I made rice for Wonderful Boyfriend and Roommate Extraordinaire (I’m on a new diet that doesn’t like rice, so I passed on it this time). And everything went onto the table at the same time and it smelled heavenly.

Roommate Extraordinaire brought the wine again (fair trade, don’t you think?) and we all sat down to eat. The table was almost too quiet as the food was quickly devoured. The guys and I made short work of our plates, looking up at each other as we were scooping up the last bites – we hadn’t even poured second glasses of wine and we were already done! I’d say that would mean that we liked it a whole lot. The better fish definitely helped, and the juices from the sauce made it flake perfectly and melt on my tongue.

Things I have learned: The geography lesson as we sit at the table and consider the map (yes, it is placed on the wall right next to the dining table) is almost as much fun as the cooking lesson. The three of us agree that we haven’t bothered to study geography since middle school, and we are surprised by all of the interesting facts we find while we are googling things like, “Is the Caspian Sea salt water or fresh water, and why?” Brushing up on facts about the rest of the world makes me feel a little more connected with the rest of the planet and a little more aware of places that I read about in the newspaper. I highly recommend spending a little time with a map and realize how much you don’t know about the world – and then start looking up the answers.
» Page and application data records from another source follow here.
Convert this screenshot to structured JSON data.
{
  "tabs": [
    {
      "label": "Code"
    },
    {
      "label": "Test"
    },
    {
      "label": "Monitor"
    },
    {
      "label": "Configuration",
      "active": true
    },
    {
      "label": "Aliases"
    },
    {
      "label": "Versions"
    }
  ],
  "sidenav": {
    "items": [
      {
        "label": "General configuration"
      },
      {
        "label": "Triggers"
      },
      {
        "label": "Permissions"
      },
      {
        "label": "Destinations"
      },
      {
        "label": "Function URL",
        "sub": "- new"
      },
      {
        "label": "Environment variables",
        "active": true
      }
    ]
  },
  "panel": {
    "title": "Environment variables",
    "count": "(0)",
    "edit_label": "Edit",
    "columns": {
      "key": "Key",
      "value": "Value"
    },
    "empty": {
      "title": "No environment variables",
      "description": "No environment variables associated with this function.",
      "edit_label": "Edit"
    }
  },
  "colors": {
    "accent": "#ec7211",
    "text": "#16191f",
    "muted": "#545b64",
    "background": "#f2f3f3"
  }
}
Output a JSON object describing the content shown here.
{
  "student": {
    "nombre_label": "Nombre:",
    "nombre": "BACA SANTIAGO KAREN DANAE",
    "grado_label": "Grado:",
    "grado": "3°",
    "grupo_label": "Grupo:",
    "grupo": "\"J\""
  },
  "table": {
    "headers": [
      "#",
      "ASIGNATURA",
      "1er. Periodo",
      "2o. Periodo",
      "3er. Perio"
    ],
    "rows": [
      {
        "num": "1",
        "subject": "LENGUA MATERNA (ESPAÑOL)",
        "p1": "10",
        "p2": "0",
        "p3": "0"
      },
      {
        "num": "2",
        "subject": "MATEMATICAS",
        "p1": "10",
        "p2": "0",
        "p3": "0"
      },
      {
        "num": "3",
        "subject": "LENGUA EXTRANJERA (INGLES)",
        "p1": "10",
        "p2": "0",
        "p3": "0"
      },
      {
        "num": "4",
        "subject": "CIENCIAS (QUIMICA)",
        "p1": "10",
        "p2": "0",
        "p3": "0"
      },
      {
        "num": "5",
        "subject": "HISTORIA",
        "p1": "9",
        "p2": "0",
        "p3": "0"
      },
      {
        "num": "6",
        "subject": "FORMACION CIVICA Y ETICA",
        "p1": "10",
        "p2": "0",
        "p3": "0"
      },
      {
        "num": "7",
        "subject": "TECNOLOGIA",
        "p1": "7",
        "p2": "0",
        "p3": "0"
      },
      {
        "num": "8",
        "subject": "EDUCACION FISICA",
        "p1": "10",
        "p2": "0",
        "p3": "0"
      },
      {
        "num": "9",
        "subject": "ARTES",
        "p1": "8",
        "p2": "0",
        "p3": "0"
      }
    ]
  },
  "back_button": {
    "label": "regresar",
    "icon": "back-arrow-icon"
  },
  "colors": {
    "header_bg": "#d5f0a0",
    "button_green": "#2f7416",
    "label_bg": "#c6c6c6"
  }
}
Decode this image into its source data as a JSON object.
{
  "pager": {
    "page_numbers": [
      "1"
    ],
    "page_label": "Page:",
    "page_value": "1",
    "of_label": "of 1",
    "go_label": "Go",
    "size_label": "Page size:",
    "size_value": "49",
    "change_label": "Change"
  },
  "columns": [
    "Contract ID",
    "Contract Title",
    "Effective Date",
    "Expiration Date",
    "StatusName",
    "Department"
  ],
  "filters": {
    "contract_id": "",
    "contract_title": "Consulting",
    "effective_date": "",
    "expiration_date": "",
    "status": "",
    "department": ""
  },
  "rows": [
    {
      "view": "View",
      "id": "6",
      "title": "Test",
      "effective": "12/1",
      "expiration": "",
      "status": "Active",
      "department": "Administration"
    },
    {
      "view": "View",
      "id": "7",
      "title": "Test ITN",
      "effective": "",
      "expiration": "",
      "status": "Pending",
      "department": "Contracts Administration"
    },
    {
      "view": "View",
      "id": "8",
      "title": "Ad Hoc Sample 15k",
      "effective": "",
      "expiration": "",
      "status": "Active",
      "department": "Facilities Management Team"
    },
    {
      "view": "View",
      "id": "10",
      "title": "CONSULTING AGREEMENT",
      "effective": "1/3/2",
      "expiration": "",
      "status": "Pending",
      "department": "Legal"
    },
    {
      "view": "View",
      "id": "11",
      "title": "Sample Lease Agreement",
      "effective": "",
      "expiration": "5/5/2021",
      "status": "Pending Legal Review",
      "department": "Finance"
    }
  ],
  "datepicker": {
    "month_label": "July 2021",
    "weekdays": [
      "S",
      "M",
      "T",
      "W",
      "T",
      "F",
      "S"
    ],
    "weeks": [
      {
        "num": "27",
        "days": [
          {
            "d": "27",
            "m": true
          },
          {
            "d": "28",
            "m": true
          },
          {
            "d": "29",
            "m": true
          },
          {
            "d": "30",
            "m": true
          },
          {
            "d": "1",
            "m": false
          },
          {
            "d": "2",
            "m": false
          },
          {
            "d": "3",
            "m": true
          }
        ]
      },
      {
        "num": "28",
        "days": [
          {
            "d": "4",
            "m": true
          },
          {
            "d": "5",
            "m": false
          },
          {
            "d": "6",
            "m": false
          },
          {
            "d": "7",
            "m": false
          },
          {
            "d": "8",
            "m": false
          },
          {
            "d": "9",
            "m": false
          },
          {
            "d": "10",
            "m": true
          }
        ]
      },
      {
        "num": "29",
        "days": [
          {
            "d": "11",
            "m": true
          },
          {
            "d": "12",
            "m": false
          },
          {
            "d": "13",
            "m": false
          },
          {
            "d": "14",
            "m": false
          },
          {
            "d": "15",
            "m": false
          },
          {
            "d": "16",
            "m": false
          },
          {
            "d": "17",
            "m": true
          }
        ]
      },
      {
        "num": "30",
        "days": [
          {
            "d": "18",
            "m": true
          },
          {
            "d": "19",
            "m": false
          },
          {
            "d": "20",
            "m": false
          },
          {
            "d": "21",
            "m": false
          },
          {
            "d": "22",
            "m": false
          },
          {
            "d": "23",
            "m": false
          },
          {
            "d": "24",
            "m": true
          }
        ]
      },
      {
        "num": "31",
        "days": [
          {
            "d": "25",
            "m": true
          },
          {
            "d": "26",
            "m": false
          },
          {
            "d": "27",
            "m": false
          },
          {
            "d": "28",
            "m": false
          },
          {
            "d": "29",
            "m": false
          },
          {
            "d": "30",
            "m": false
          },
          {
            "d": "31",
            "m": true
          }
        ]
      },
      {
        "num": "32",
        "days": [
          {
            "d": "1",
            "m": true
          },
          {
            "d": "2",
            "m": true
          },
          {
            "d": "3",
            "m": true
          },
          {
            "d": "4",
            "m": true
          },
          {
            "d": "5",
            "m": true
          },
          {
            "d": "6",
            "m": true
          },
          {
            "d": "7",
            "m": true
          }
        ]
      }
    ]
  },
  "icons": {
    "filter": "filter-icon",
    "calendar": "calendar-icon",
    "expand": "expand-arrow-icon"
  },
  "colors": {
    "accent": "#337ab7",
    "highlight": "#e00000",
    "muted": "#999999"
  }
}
Thoughts about wine: We drank Pinot Noir and Malbec this time, and the Pinot Noir was a wonderful choice with dinner. We sipped the Malbec after dinner as we sat around talking, and it was a much thicker, richer flavor, so I’m glad we waited to drink that bottle so it didn’t overpower the flavor of the fish.

(recipes borrowed from the cooks at: www.thearmeniankitchen.com and www.armeniapedia.org)

Baked fish (Epvatz Tsoug)

  • 2 lbs. Haddock fish (or your choice)
  • 2 green peppers, sliced
  • 2 onions, sliced
  • 1 clove garlic, minced
  • 2 tbsp. lemon juice
  • salt, pepper to taste
  • 2 tsp. curry powder
  • ¼ cup olive oil (or subst.)
  • ½ cup parsley, chopped fine
  • 1 qt. canned or fresh tomatoes

Wash fish and lightly salt and pepper. Lay out in baking pan. (preferably Corning Ware roaster) Put aside for a few minutes until you cook your sauce.

Put oil in saucepan. Sauté garlic, onions, peppers until transparent. Add crushed tomatoes. (Blend if you have a blender). Salt and pepper to taste. Add lemon juice, curry powder and cook for about 10 minutes. Add parsley, cook another minute and pour over washed fish. Bake at 350o until the fish draws most of the sauce. Serve with rice pilaf. Serves 4

Artichokes (Enguinar)

  • 4 pkgs. artichokes, frozen
  • 2 lge. onions, sliced very thin
  • 1 tsp. dried dill
  • 1 tsp. parsley
  • 1 lge. can tomato sauce
  • ½ cup water
  • 2 tbsp. lemon juice
  • salt, pepper to taste

Cook onions in water until soft, 5 to 10 minutes. Add remaining ingredients except artichokes. Simmer for 15 to 20 minutes. Add artichokes and cook until tender. This may be served as an appetizer. Serves 6-8

Armenian Chickpea Salad

  • 1 16-oz. can of chickpeas (also known as garbanzos)
  • three green onions, chopped
  • juice of 1/2 medium lemon
  • 1/2 bunch chopped parsley
  • 2 Tbsp. olive oil
  • salt and pepper to taste
  • 1/4 tsp. paprika

Directions: Rinse and drain the chickpeas. Add parsley and onions. Add paprika. Season with salt and pepper to taste. Squeeze in the lemon juice. Add the oil. Toss and serve chilled. Add fresh chopped garlic for a bit more bite!